▶ [Component data from apps and pages]
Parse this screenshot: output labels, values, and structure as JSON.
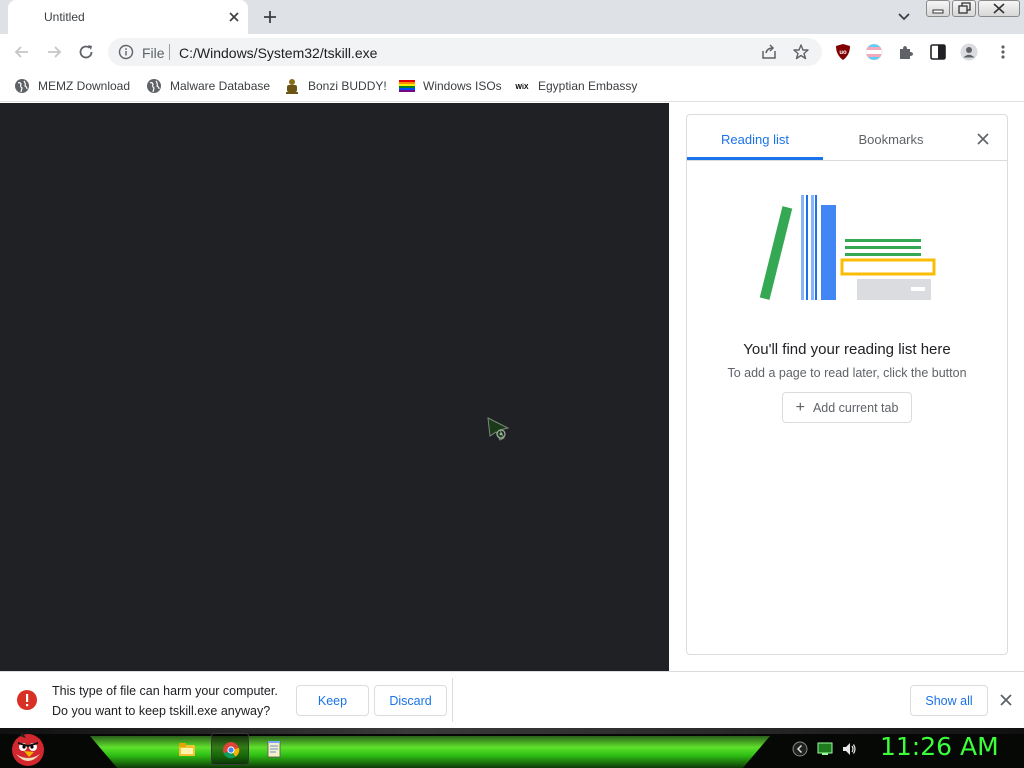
{
  "tab": {
    "title": "Untitled"
  },
  "omnibox": {
    "scheme_label": "File",
    "url": "C:/Windows/System32/tskill.exe"
  },
  "bookmarks": [
    {
      "label": "MEMZ Download",
      "icon": "globe-icon"
    },
    {
      "label": "Malware Database",
      "icon": "globe-icon"
    },
    {
      "label": "Bonzi BUDDY!",
      "icon": "bonzi-icon"
    },
    {
      "label": "Windows ISOs",
      "icon": "windows-flag-icon"
    },
    {
      "label": "Egyptian Embassy",
      "icon": "wix-icon"
    }
  ],
  "side_panel": {
    "tabs": [
      {
        "label": "Reading list"
      },
      {
        "label": "Bookmarks"
      }
    ],
    "active_tab": "Reading list",
    "empty_title": "You'll find your reading list here",
    "empty_subtitle": "To add a page to read later, click the button",
    "add_button_label": "Add current tab"
  },
  "download_shelf": {
    "warning_line1": "This type of file can harm your computer.",
    "warning_line2": "Do you want to keep tskill.exe anyway?",
    "keep_label": "Keep",
    "discard_label": "Discard",
    "show_all_label": "Show all"
  },
  "taskbar": {
    "clock": "11:26 AM",
    "items": [
      "file-explorer-icon",
      "chrome-icon",
      "notepad-icon"
    ]
  },
  "colors": {
    "accent": "#1a73e8",
    "content_bg": "#202124",
    "clock": "#3cff3c",
    "warning": "#d93025"
  }
}
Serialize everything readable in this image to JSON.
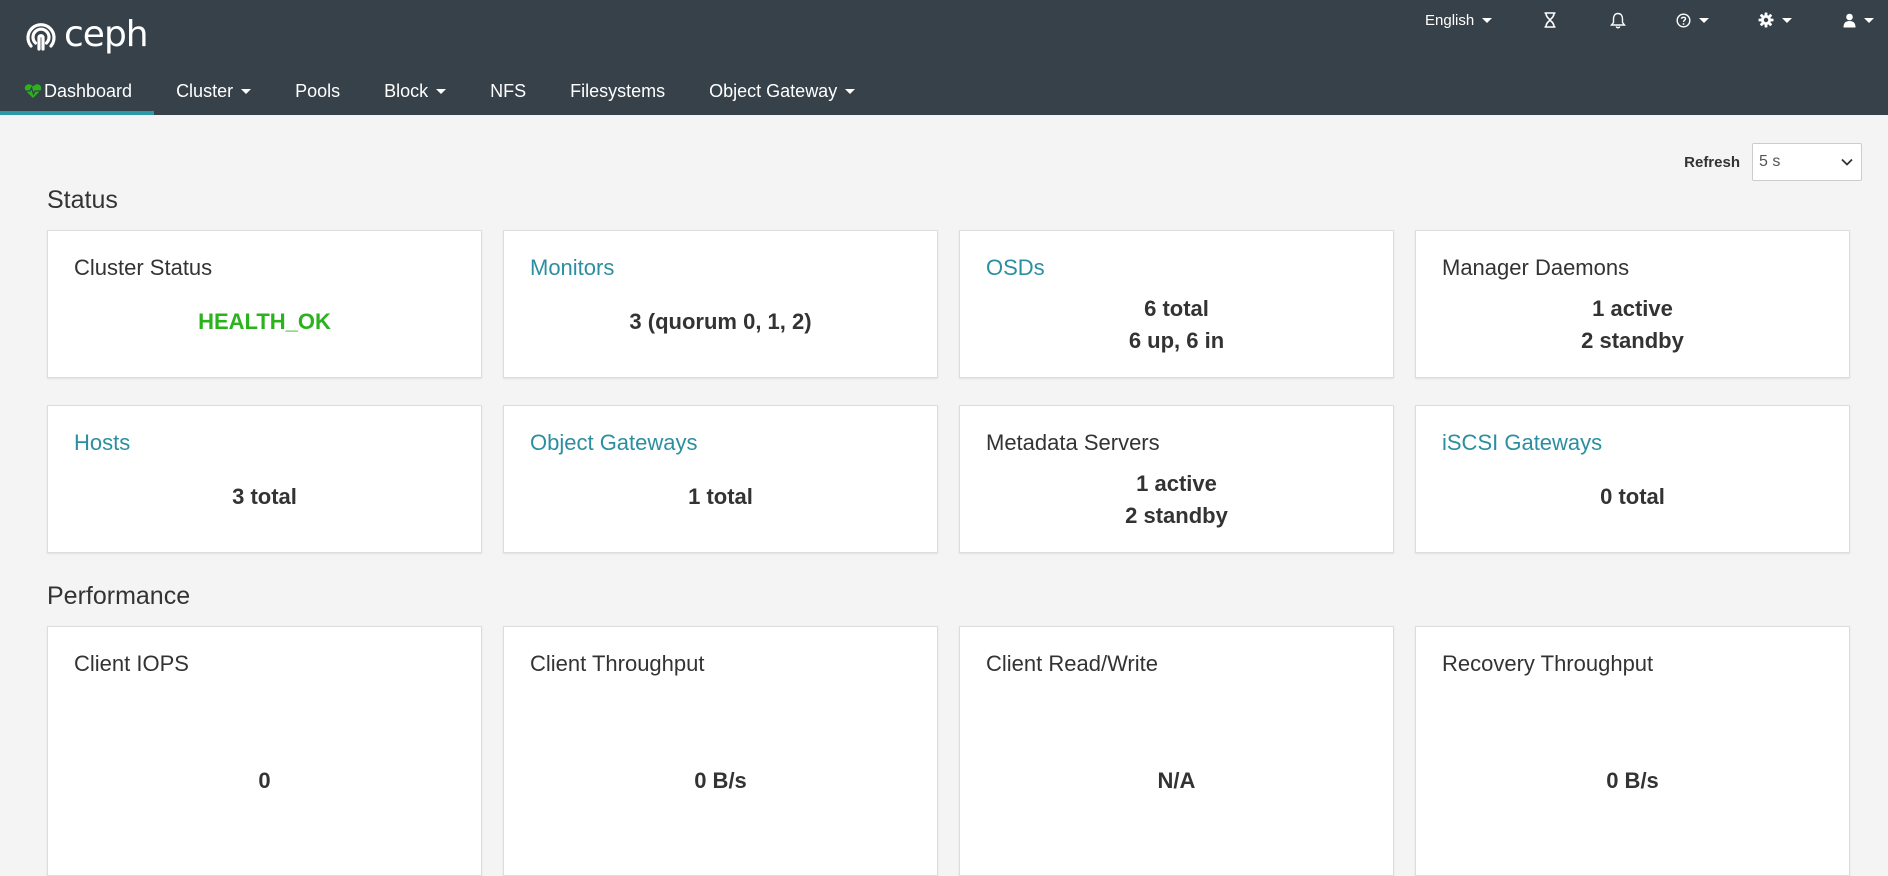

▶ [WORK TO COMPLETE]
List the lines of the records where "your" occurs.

▶ [WRITTEN SOLUTION]
    "empty_title": "You'll find your reading list here",
    "warning_line1": "This type of file can harm your computer.",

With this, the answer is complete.